In Nature Biotechnology this week, a team from Cornell University provided details of a new clinical cancer genomic profiling test. The researchers used massively parallel DNA sequencing to characterize base substitutions, short insertions and deletions, copy number alterations, and selected fusions across 287 cancer-related genes from routine formalin-fixed and paraffin-embedded clinical specimens. They used a "practical validation strategy" with reference samples of pooled cell lines that model key determinants of accuracy including mutant allele frequency, indel length, and amplitude of copy change. They achieved a sensitivity of 95 to 99 percent across alteration types and high specificity with the test, and confirmed accuracy using 249 cancer specimens characterized by established assays.

In Nature Methods, investigators from the European Molecular Biology Laboratory published a method to identify and quantify microbes according to their sequence data. The method establishes metagenomic operational taxonomic units based on single-copy phylogenetic marker genes, and when applied to 252 human fecal samples, showed that about 43 percent of the species abundance and 58 percent of the richness cannot be captured by current reference genome-based methods.

The Scan

US Supports Patent Waivers

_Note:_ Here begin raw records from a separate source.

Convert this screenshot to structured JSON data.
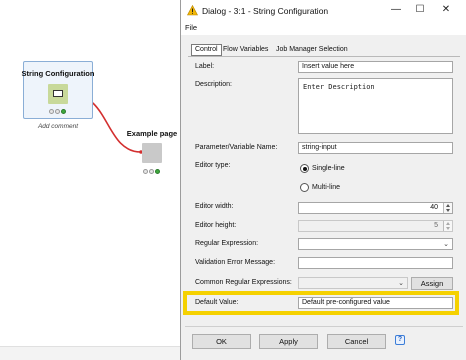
{
  "workflow": {
    "node1": {
      "name": "String Configuration",
      "comment": "Add comment"
    },
    "node2": {
      "name": "Example page"
    },
    "colors": {
      "wire": "#d32f2f",
      "node_config": "#c8d99a",
      "node_component": "#c9c9c9",
      "status_ok": "#3da93d"
    }
  },
  "dialog": {
    "title": "Dialog - 3:1 - String Configuration",
    "menu": {
      "file": "File"
    },
    "title_controls": {
      "minimize": "—",
      "maximize": "☐",
      "close": "✕"
    },
    "tabs": [
      "Control",
      "Flow Variables",
      "Job Manager Selection"
    ],
    "form": {
      "label": {
        "label": "Label:",
        "value": "Insert value here"
      },
      "description": {
        "label": "Description:",
        "value": "Enter Description"
      },
      "parameter": {
        "label": "Parameter/Variable Name:",
        "value": "string-input"
      },
      "editor_type": {
        "label": "Editor type:",
        "options": [
          "Single-line",
          "Multi-line"
        ],
        "selected": "Single-line"
      },
      "editor_width": {
        "label": "Editor width:",
        "value": "40"
      },
      "editor_height": {
        "label": "Editor height:",
        "value": "5"
      },
      "regex": {
        "label": "Regular Expression:",
        "value": ""
      },
      "validation": {
        "label": "Validation Error Message:",
        "value": ""
      },
      "common_regex": {
        "label": "Common Regular Expressions:",
        "value": "",
        "assign": "Assign"
      },
      "default_value": {
        "label": "Default Value:",
        "value": "Default pre-configured value"
      }
    },
    "buttons": {
      "ok": "OK",
      "apply": "Apply",
      "cancel": "Cancel",
      "help": "?"
    },
    "highlight_color": "#f5d100"
  }
}
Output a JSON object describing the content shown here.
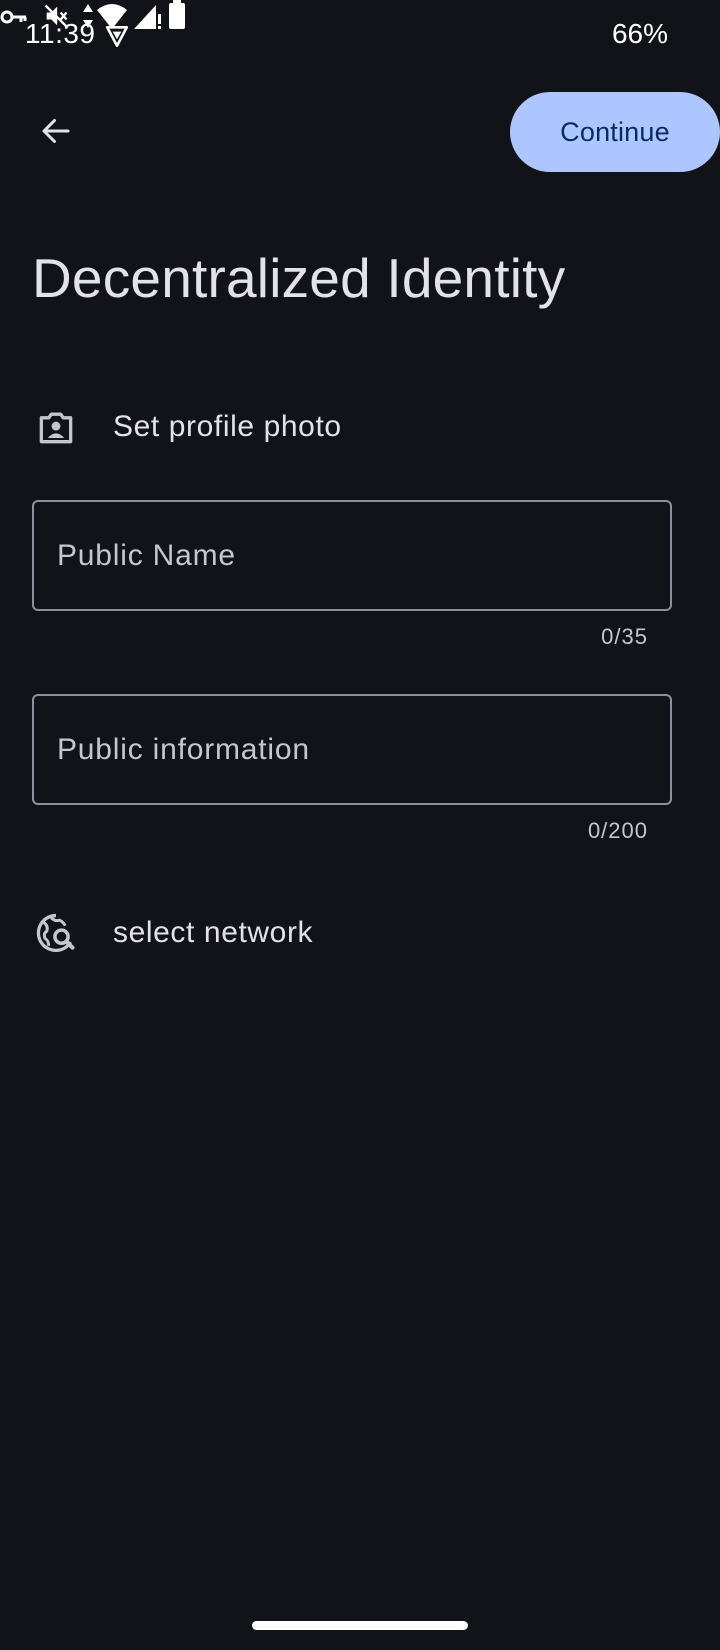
{
  "status_bar": {
    "time": "11:39",
    "battery_percent": "66%",
    "icons": [
      "vpn-shield-icon",
      "vpn-key-icon",
      "mute-icon",
      "wifi-data-icon",
      "signal-icon",
      "battery-icon"
    ]
  },
  "app_bar": {
    "back_icon": "arrow-back-icon",
    "continue_label": "Continue",
    "continue_color": "#adc6ff"
  },
  "title": "Decentralized Identity",
  "profile_photo": {
    "icon": "account-box-icon",
    "label": "Set profile photo"
  },
  "fields": {
    "public_name": {
      "placeholder": "Public Name",
      "value": "",
      "counter": "0/35"
    },
    "public_info": {
      "placeholder": "Public information",
      "value": "",
      "counter": "0/200"
    }
  },
  "network": {
    "icon": "travel-explore-icon",
    "label": "select network"
  },
  "colors": {
    "background": "#121318",
    "accent": "#adc6ff",
    "on_accent": "#0a2a63",
    "outline": "#8f9099"
  }
}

NPR reports that the Biden Administration has announced its support for waiving intellectual property protections for SARS-CoV-2 vaccines.

Vaccines Versus Variants

Two studies find the Pfizer-BioNTech SARS-CoV-2 vaccine to be effective against viral variants, and Moderna reports on booster shots to combat variants.

CRISPR for What Ails You

The Wall Street Journal writes that CRISPR-based therapies could someday be used to treat common conditions like heart attacks.

Nature Papers Review Integration of Single-Cell Assay Data, Present Approach to Detect Rare Variants

In Nature this week: review of ways to integrate data from single-cell assays, and more.